A brush with severe bradycardia
As someone who was training for an ultra-marathon, Rachel assumed her very low heart rate was a sign of her fitness. In fact she was in need of a pacemaker for a serious heart rhythm condition.
Mine is a story of an 'electrical fault' in the heart – a serious condition with an instant fix!
I was 51, fit, ate well and was about the right weight. So in June 2018, when I began to feel tenderness in my chest, it was not bad enough to slow me down. Then when I became short of breath going upstairs and slightly dizzy when I stood up, I decided I lacked iron and stepped up my iron intake. When I lay in bed one night and felt my pulse barely getting to 30 beats per minute, I thought 'wow, I must be fitter than I thought'.
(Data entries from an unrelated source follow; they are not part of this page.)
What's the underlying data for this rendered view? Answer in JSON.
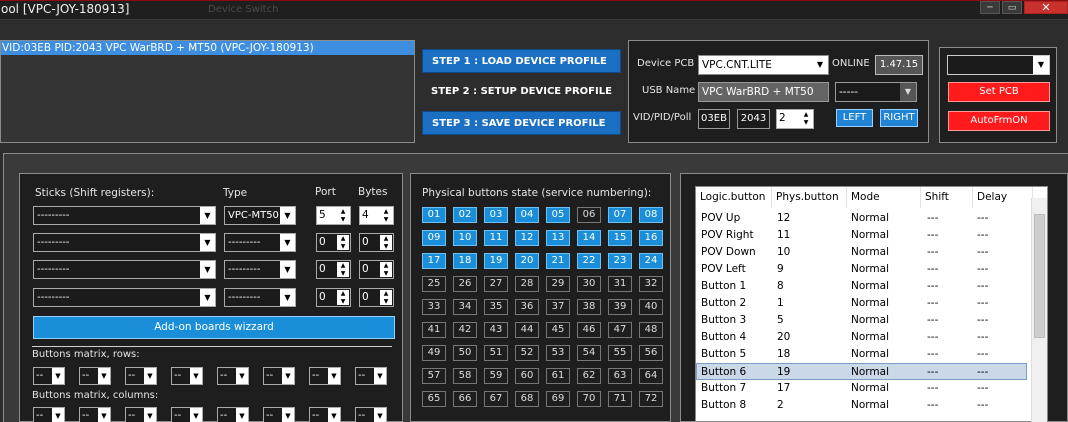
{
  "window": {
    "title": "ool [VPC-JOY-180913]",
    "ghost_title": "Device Switch",
    "minimize": "─",
    "maximize": "▭",
    "close": "✕"
  },
  "device_list": {
    "selected_device": "VID:03EB PID:2043 VPC WarBRD + MT50 (VPC-JOY-180913)"
  },
  "steps": {
    "step1": "STEP 1 : LOAD DEVICE PROFILE",
    "step2": "STEP 2 : SETUP DEVICE PROFILE",
    "step3": "STEP 3 : SAVE DEVICE PROFILE"
  },
  "pcb": {
    "device_pcb_label": "Device PCB",
    "device_pcb_value": "VPC.CNT.LITE",
    "online_label": "ONLINE",
    "version": "1.47.15",
    "usb_name_label": "USB Name",
    "usb_name_value": "VPC WarBRD + MT50",
    "usb_extra_value": "-----",
    "vid_pid_poll_label": "VID/PID/Poll",
    "vid": "03EB",
    "pid": "2043",
    "poll": "2",
    "left_button": "LEFT",
    "right_button": "RIGHT"
  },
  "side": {
    "combo_value": "",
    "set_pcb_button": "Set PCB",
    "autofrmon_button": "AutoFrmON"
  },
  "sticks": {
    "header_sticks": "Sticks (Shift registers):",
    "header_type": "Type",
    "header_port": "Port",
    "header_bytes": "Bytes",
    "rows": [
      {
        "stick": "---------",
        "type": "VPC-MT50",
        "port": "5",
        "bytes": "4"
      },
      {
        "stick": "---------",
        "type": "---------",
        "port": "0",
        "bytes": "0"
      },
      {
        "stick": "---------",
        "type": "---------",
        "port": "0",
        "bytes": "0"
      },
      {
        "stick": "---------",
        "type": "---------",
        "port": "0",
        "bytes": "0"
      }
    ],
    "wizard_button": "Add-on boards wizzard",
    "matrix_rows_label": "Buttons matrix, rows:",
    "matrix_cols_label": "Buttons matrix, columns:",
    "matrix_value": "--"
  },
  "physical_buttons": {
    "title": "Physical buttons state (service numbering):",
    "buttons": [
      {
        "label": "01",
        "on": true
      },
      {
        "label": "02",
        "on": true
      },
      {
        "label": "03",
        "on": true
      },
      {
        "label": "04",
        "on": true
      },
      {
        "label": "05",
        "on": true
      },
      {
        "label": "06",
        "on": false
      },
      {
        "label": "07",
        "on": true
      },
      {
        "label": "08",
        "on": true
      },
      {
        "label": "09",
        "on": true
      },
      {
        "label": "10",
        "on": true
      },
      {
        "label": "11",
        "on": true
      },
      {
        "label": "12",
        "on": true
      },
      {
        "label": "13",
        "on": true
      },
      {
        "label": "14",
        "on": true
      },
      {
        "label": "15",
        "on": true
      },
      {
        "label": "16",
        "on": true
      },
      {
        "label": "17",
        "on": true
      },
      {
        "label": "18",
        "on": true
      },
      {
        "label": "19",
        "on": true
      },
      {
        "label": "20",
        "on": true
      },
      {
        "label": "21",
        "on": true
      },
      {
        "label": "22",
        "on": true
      },
      {
        "label": "23",
        "on": true
      },
      {
        "label": "24",
        "on": true
      },
      {
        "label": "25",
        "on": false
      },
      {
        "label": "26",
        "on": false
      },
      {
        "label": "27",
        "on": false
      },
      {
        "label": "28",
        "on": false
      },
      {
        "label": "29",
        "on": false
      },
      {
        "label": "30",
        "on": false
      },
      {
        "label": "31",
        "on": false
      },
      {
        "label": "32",
        "on": false
      },
      {
        "label": "33",
        "on": false
      },
      {
        "label": "34",
        "on": false
      },
      {
        "label": "35",
        "on": false
      },
      {
        "label": "36",
        "on": false
      },
      {
        "label": "37",
        "on": false
      },
      {
        "label": "38",
        "on": false
      },
      {
        "label": "39",
        "on": false
      },
      {
        "label": "40",
        "on": false
      },
      {
        "label": "41",
        "on": false
      },
      {
        "label": "42",
        "on": false
      },
      {
        "label": "43",
        "on": false
      },
      {
        "label": "44",
        "on": false
      },
      {
        "label": "45",
        "on": false
      },
      {
        "label": "46",
        "on": false
      },
      {
        "label": "47",
        "on": false
      },
      {
        "label": "48",
        "on": false
      },
      {
        "label": "49",
        "on": false
      },
      {
        "label": "50",
        "on": false
      },
      {
        "label": "51",
        "on": false
      },
      {
        "label": "52",
        "on": false
      },
      {
        "label": "53",
        "on": false
      },
      {
        "label": "54",
        "on": false
      },
      {
        "label": "55",
        "on": false
      },
      {
        "label": "56",
        "on": false
      },
      {
        "label": "57",
        "on": false
      },
      {
        "label": "58",
        "on": false
      },
      {
        "label": "59",
        "on": false
      },
      {
        "label": "60",
        "on": false
      },
      {
        "label": "61",
        "on": false
      },
      {
        "label": "62",
        "on": false
      },
      {
        "label": "63",
        "on": false
      },
      {
        "label": "64",
        "on": false
      },
      {
        "label": "65",
        "on": false
      },
      {
        "label": "66",
        "on": false
      },
      {
        "label": "67",
        "on": false
      },
      {
        "label": "68",
        "on": false
      },
      {
        "label": "69",
        "on": false
      },
      {
        "label": "70",
        "on": false
      },
      {
        "label": "71",
        "on": false
      },
      {
        "label": "72",
        "on": false
      }
    ]
  },
  "mapping": {
    "columns": [
      "Logic.button",
      "Phys.button",
      "Mode",
      "Shift",
      "Delay"
    ],
    "rows": [
      {
        "logic": "POV Up",
        "phys": "12",
        "mode": "Normal",
        "shift": "---",
        "delay": "---"
      },
      {
        "logic": "POV Right",
        "phys": "11",
        "mode": "Normal",
        "shift": "---",
        "delay": "---"
      },
      {
        "logic": "POV Down",
        "phys": "10",
        "mode": "Normal",
        "shift": "---",
        "delay": "---"
      },
      {
        "logic": "POV Left",
        "phys": "9",
        "mode": "Normal",
        "shift": "---",
        "delay": "---"
      },
      {
        "logic": "Button 1",
        "phys": "8",
        "mode": "Normal",
        "shift": "---",
        "delay": "---"
      },
      {
        "logic": "Button 2",
        "phys": "1",
        "mode": "Normal",
        "shift": "---",
        "delay": "---"
      },
      {
        "logic": "Button 3",
        "phys": "5",
        "mode": "Normal",
        "shift": "---",
        "delay": "---"
      },
      {
        "logic": "Button 4",
        "phys": "20",
        "mode": "Normal",
        "shift": "---",
        "delay": "---"
      },
      {
        "logic": "Button 5",
        "phys": "18",
        "mode": "Normal",
        "shift": "---",
        "delay": "---"
      },
      {
        "logic": "Button 6",
        "phys": "19",
        "mode": "Normal",
        "shift": "---",
        "delay": "---"
      },
      {
        "logic": "Button 7",
        "phys": "17",
        "mode": "Normal",
        "shift": "---",
        "delay": "---"
      },
      {
        "logic": "Button 8",
        "phys": "2",
        "mode": "Normal",
        "shift": "---",
        "delay": "---"
      }
    ],
    "selected_index": 9
  },
  "colors": {
    "accent_blue": "#1a8ed8",
    "red_button": "#ff1b1b",
    "panel_bg": "#1e1e1e"
  }
}
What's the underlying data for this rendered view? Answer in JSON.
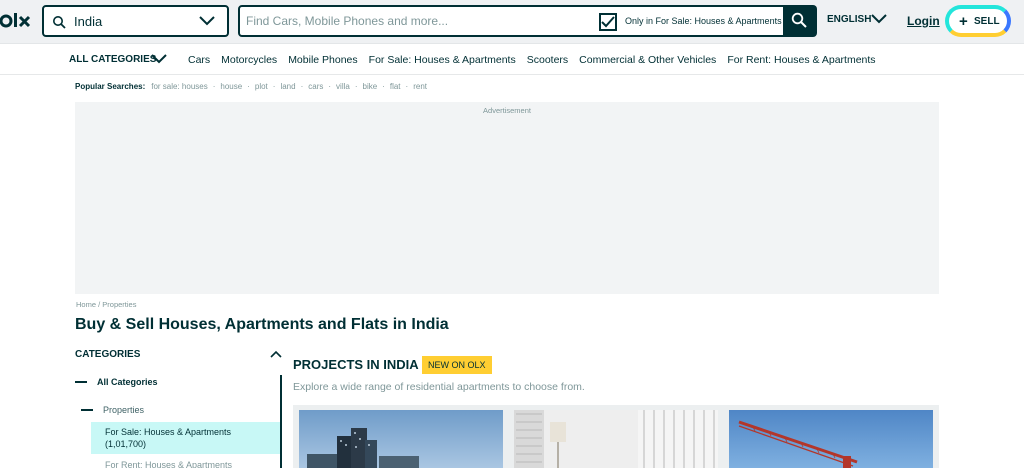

This was all within the space of five days. I remember a fleeting moment when I thought, 'this could be serious', then dismissed it as I am robust and healthy.
By day six I was becoming weaker and after my weekly pilates session – apparently, I looked grey – I took myself to the doctor.
Within approximately five minutes I was diagnosed with severe bradycardia, a dangerously low heartbeat. I had an atrioventricular block (AV block) meaning the electrical circuit in my heart had broken down. I was fast tracked to hospital for a pacemaker.
After a week of tests, the cardiologist said, 'no known cause' and assured me this was a good outcome. Mechanically my heart was fine and now with my pacemaker, I was good to go for another 50 years he said. So, I did just that. I was skiing two weeks later and back training for a 50km ultramarathon I had registered for months before my heart episode.
I knew that people had heart issues from being overweight, sedentary, and congenital or genetic reasons. I also knew that people who were incredibly athletic and strained their heart were also at risk as were people in their senior years. It had not occurred to me that a heart problem can strike randomly and have no known cause at any age.
I guess I thought I was almost indestructible, so I found it hard to come to terms with this happening to me. Luckily, because of medical technology, my three teenage sons still have a mother. I do have a little square box outlined in my chest to remind me every time I look in the mirror too!
Shared November 2019